** Opening TASK MATERIAL block **

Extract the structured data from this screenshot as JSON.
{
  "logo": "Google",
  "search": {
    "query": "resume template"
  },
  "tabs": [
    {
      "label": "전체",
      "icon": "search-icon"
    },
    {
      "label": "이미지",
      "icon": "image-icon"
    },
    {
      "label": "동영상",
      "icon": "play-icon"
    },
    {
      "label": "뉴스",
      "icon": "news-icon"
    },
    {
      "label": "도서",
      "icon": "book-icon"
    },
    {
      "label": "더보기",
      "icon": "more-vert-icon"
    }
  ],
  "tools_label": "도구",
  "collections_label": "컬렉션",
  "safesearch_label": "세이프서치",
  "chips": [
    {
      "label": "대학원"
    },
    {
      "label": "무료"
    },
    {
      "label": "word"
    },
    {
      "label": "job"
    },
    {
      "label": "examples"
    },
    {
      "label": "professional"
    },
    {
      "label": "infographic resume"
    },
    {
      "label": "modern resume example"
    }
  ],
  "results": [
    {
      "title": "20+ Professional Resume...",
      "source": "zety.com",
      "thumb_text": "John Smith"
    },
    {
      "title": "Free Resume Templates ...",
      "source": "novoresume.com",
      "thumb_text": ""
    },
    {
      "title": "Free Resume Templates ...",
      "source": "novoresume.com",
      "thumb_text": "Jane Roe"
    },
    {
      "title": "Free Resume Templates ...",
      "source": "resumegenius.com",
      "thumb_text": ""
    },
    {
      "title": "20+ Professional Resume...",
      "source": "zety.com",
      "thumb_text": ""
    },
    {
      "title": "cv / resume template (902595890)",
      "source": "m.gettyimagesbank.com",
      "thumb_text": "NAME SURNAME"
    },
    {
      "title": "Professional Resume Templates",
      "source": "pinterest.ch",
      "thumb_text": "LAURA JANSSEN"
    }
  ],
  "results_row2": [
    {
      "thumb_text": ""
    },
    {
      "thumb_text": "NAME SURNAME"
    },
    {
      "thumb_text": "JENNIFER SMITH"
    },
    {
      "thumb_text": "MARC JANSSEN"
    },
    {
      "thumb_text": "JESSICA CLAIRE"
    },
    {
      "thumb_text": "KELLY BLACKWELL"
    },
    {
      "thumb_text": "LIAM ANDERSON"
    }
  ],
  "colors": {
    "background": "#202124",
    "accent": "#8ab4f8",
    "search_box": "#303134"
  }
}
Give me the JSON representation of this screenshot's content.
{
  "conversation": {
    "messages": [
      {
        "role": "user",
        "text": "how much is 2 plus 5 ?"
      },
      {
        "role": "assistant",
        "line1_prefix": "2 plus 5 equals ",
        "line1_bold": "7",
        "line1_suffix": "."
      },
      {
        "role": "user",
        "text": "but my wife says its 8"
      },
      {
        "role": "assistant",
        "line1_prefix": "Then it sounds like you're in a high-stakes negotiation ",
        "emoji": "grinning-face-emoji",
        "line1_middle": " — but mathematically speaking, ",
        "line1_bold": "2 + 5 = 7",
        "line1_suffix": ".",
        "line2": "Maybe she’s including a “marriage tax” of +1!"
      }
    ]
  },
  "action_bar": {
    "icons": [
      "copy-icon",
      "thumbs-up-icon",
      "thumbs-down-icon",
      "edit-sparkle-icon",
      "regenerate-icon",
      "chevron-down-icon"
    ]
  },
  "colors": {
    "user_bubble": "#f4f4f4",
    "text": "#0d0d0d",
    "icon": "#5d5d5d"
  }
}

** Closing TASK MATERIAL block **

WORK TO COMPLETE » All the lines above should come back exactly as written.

SOLUTION TO THE EXERCISE »
Extract the structured data from this screenshot as JSON.
{
  "logo": "Google",
  "search": {
    "query": "resume template"
  },
  "tabs": [
    {
      "label": "전체",
      "icon": "search-icon"
    },
    {
      "label": "이미지",
      "icon": "image-icon"
    },
    {
      "label": "동영상",
      "icon": "play-icon"
    },
    {
      "label": "뉴스",
      "icon": "news-icon"
    },
    {
      "label": "도서",
      "icon": "book-icon"
    },
    {
      "label": "더보기",
      "icon": "more-vert-icon"
    }
  ],
  "tools_label": "도구",
  "collections_label": "컬렉션",
  "safesearch_label": "세이프서치",
  "chips": [
    {
      "label": "대학원"
    },
    {
      "label": "무료"
    },
    {
      "label": "word"
    },
    {
      "label": "job"
    },
    {
      "label": "examples"
    },
    {
      "label": "professional"
    },
    {
      "label": "infographic resume"
    },
    {
      "label": "modern resume example"
    }
  ],
  "results": [
    {
      "title": "20+ Professional Resume...",
      "source": "zety.com",
      "thumb_text": "John Smith"
    },
    {
      "title": "Free Resume Templates ...",
      "source": "novoresume.com",
      "thumb_text": ""
    },
    {
      "title": "Free Resume Templates ...",
      "source": "novoresume.com",
      "thumb_text": "Jane Roe"
    },
    {
      "title": "Free Resume Templates ...",
      "source": "resumegenius.com",
      "thumb_text": ""
    },
    {
      "title": "20+ Professional Resume...",
      "source": "zety.com",
      "thumb_text": ""
    },
    {
      "title": "cv / resume template (902595890)",
      "source": "m.gettyimagesbank.com",
      "thumb_text": "NAME SURNAME"
    },
    {
      "title": "Professional Resume Templates",
      "source": "pinterest.ch",
      "thumb_text": "LAURA JANSSEN"
    }
  ],
  "results_row2": [
    {
      "thumb_text": ""
    },
    {
      "thumb_text": "NAME SURNAME"
    },
    {
      "thumb_text": "JENNIFER SMITH"
    },
    {
      "thumb_text": "MARC JANSSEN"
    },
    {
      "thumb_text": "JESSICA CLAIRE"
    },
    {
      "thumb_text": "KELLY BLACKWELL"
    },
    {
      "thumb_text": "LIAM ANDERSON"
    }
  ],
  "colors": {
    "background": "#202124",
    "accent": "#8ab4f8",
    "search_box": "#303134"
  }
}
Give me the JSON representation of this screenshot's content.
{
  "conversation": {
    "messages": [
      {
        "role": "user",
        "text": "how much is 2 plus 5 ?"
      },
      {
        "role": "assistant",
        "line1_prefix": "2 plus 5 equals ",
        "line1_bold": "7",
        "line1_suffix": "."
      },
      {
        "role": "user",
        "text": "but my wife says its 8"
      },
      {
        "role": "assistant",
        "line1_prefix": "Then it sounds like you're in a high-stakes negotiation ",
        "emoji": "grinning-face-emoji",
        "line1_middle": " — but mathematically speaking, ",
        "line1_bold": "2 + 5 = 7",
        "line1_suffix": ".",
        "line2": "Maybe she’s including a “marriage tax” of +1!"
      }
    ]
  },
  "action_bar": {
    "icons": [
      "copy-icon",
      "thumbs-up-icon",
      "thumbs-down-icon",
      "edit-sparkle-icon",
      "regenerate-icon",
      "chevron-down-icon"
    ]
  },
  "colors": {
    "user_bubble": "#f4f4f4",
    "text": "#0d0d0d",
    "icon": "#5d5d5d"
  }
}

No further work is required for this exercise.